The beach. It doesn’t matter where you go, there is always something therapeutic about the beach.
If we look at going out for the day my go to place is the seaside – for years I’ve always sought sanctuary in the feeling a trip to the beach gives me.
I’ve been abroad and visited some beautiful places but deep down I’m a real home-bird. We have such a variety of landscapes across the UK and some of the most dramatic coastlines in the world.
As a child my earliest memory is a day trip to Camber Sands – after setting up a blanket and parasol we discovered it was about a 2 mile walk to the sea with the tide out. Another family favourite was Dungeness – a rather bleak and strange place but one that holds a special place in my heart.
Dungeness is a curious place – it’s entirely shingle and is mostly composed of wooden shack-like houses, a nuclear power station and small gauge railway. In theory it should be ugly but the remains of fishing equipment on the shingle and strange features makes it mysterious and intriguing. Years ago before the mancub came along I would spend most weekends plodding around with my camera, capturing the hidden beauty of such an extraordinary place.
Having been born in Kent and having lived here my whole life of course Kentish beaches will rank high – another relatively new discovery to us is the Isle of Grain – my dad calls it the armpit of the South East(sorry Grain people) however we stumbled across it by chance when we were looking for a beach we could visit in the Summer months with the dog. There is no beach as such – it’s just a coastal path but it has some of the most impressive historical fortifications and remains I’ve seen.
Out to sea is the long-abandoned and, well, quite ugly Grain Tower; within the coastal park are tunnels from a long-demolished Napoleonic fort and we also stumbled across Dummy Battery, a half-demolished gun emplacement and battery dating from the 1800s.
Another hidden gem is the Western Heights at Dover – situated on the opposite cliff to the Castle are a number of forts, Second World War remains and buildings and even a massive chalk staircase called The Grand Shaft. You can park cheaply and spend all day wandering around the ditches and footpaths.
And that is what is so fascinating to me – a beach doesn’t have to have golden sands and turquoise seas to be beautiful.
The UK has some amazing beaches and you don’t have to go very far to find one; sand, shingle, arcades or just scenery – there is so much to see and do.
We visited Cornwall for a week this year and stayed in Looe, which has a beautiful coastal harbour and finishing village. Downderry has a rugged beach with lots of shells and rock pools.
Mawgan Porth is sandy and absolutely breathtaking and Fowey is a fishing village with winding cobbled streets and lopsided cottages.
Polperro has caves and was once a haven for smuggling.
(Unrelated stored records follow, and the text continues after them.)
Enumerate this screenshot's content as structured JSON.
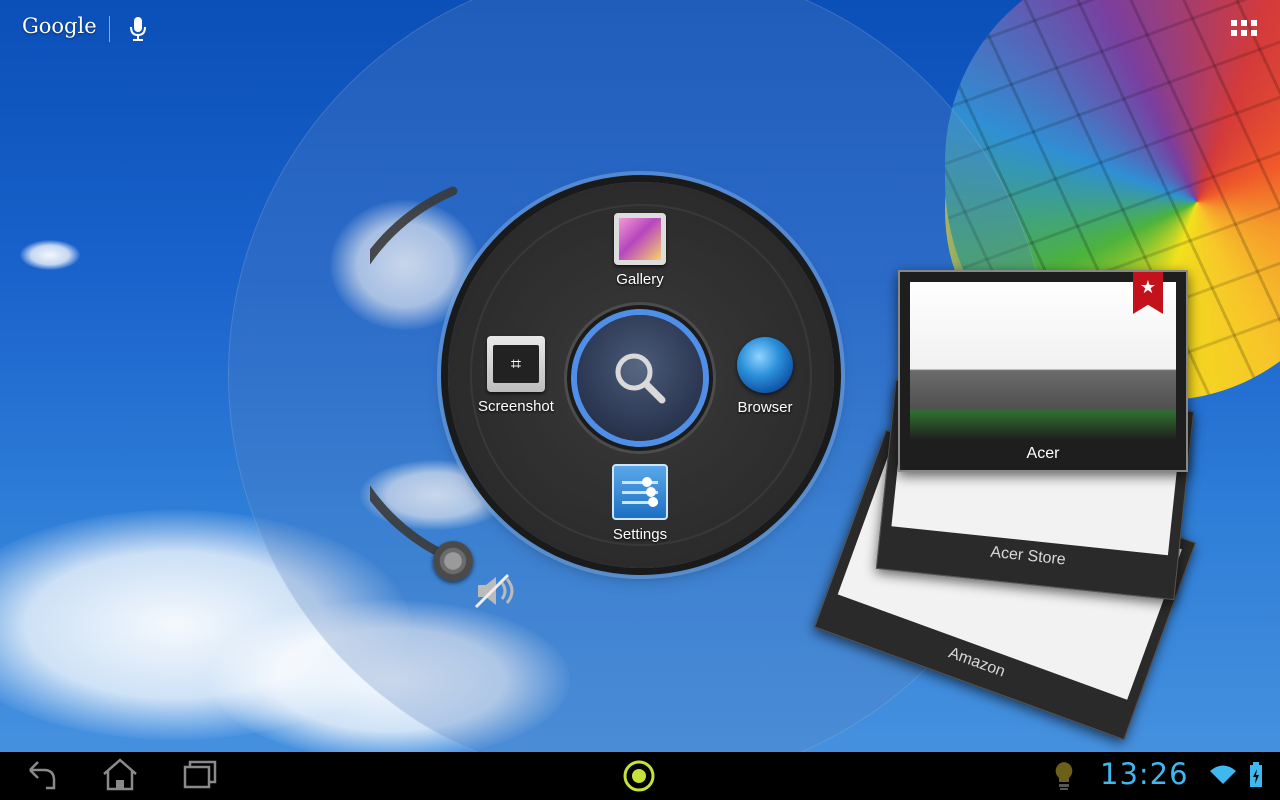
{
  "search_bar": {
    "google_label": "Google"
  },
  "menu": {
    "items": [
      {
        "id": "gallery",
        "label": "Gallery"
      },
      {
        "id": "screenshot",
        "label": "Screenshot"
      },
      {
        "id": "browser",
        "label": "Browser"
      },
      {
        "id": "settings",
        "label": "Settings"
      }
    ]
  },
  "recent_cards": [
    {
      "label": "Acer"
    },
    {
      "label": "Acer Store"
    },
    {
      "label": "Amazon"
    }
  ],
  "system_bar": {
    "clock": "13:26"
  },
  "colors": {
    "accent_blue": "#4f8fe8",
    "clock_blue": "#3fb8f0",
    "home_ring": "#c6e23a"
  },
  "icons": [
    "mic-icon",
    "apps-grid-icon",
    "search-icon",
    "mute-icon",
    "back-icon",
    "home-icon",
    "recent-apps-icon",
    "lightbulb-icon",
    "wifi-icon",
    "battery-icon",
    "bookmark-star-icon"
  ]
}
Last but not least we were lucky enough to attend a family wedding at Torpoint; a peculiar place with a holiday park in a fort and a rugged, wild coastline.
Lulworth Cove is one of the most stunning places I’ve ever visited; the walk to the top of the cliff to see the famous Durdle Door is an absolute killer but the views from the top are well worth every puff.
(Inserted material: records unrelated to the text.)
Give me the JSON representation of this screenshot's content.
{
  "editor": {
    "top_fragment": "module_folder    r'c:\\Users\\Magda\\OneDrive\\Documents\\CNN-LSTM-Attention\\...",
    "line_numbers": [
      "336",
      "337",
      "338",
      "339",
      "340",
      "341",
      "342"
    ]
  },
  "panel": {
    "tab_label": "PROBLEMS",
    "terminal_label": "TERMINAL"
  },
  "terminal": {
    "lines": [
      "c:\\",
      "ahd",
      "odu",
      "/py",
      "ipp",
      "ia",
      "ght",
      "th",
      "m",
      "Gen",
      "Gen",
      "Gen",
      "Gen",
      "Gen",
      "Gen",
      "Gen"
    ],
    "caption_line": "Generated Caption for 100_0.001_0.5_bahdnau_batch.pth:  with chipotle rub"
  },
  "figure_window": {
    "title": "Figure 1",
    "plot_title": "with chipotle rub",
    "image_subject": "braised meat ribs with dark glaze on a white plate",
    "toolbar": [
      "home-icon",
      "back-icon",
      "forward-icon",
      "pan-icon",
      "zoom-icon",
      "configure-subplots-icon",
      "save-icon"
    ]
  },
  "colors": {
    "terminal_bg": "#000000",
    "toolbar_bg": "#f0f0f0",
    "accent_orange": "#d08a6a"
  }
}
The Swannery at Abbotsbury is not strictly a beach – it’s a haven for birds and swans in the Fleet Lagoon and it’s so quiet and peaceful and well worth a visit. West Bay shot to fame in the 1990s TV show Harbour Lights and more recently the epic Broadchurch – the sheer size of the cliffs is breathtaking and the harbour arm is also worth a look.
Isle of Wight
We are lucky enough to have family on the Isle of Wight and the view of the sea from the clifftop at Lake is my favourite in the world. The walk from Shanklin to Sandown is flat and the views are incredible.
Appley Beach near Ryde is sandy and the perfect place to spend a day. Bembridge is known for it’s sea food and lifeboat station; and the Military Road from Blackgang to Freshwater is an epic drive in good weather. Ventnor is a curious place – situated ‘undercliff’ it has a unique climate and housed a large chest hospital(now the Botanic Gardens) due to it’s geography.
I visited North Berwick with a friend in my teens and fell in love with it’s gloomy, ragged landscape. Inland, althought not strictly beaches in the usual sense there are hundreds of waterways and lochs to see; I drove from Loch Lomond to the Isle of Skye via Glencoe and Glenelg many years ago and the mountains and scenery is beautiful, beyond belief.
So why go abroad when there are so many beautiful places to see at home? The beach will always be my special place – and with so many beautiful places to choose from you don’t have to go far to find sand, sea and sunshine.
**This is a collaborative post**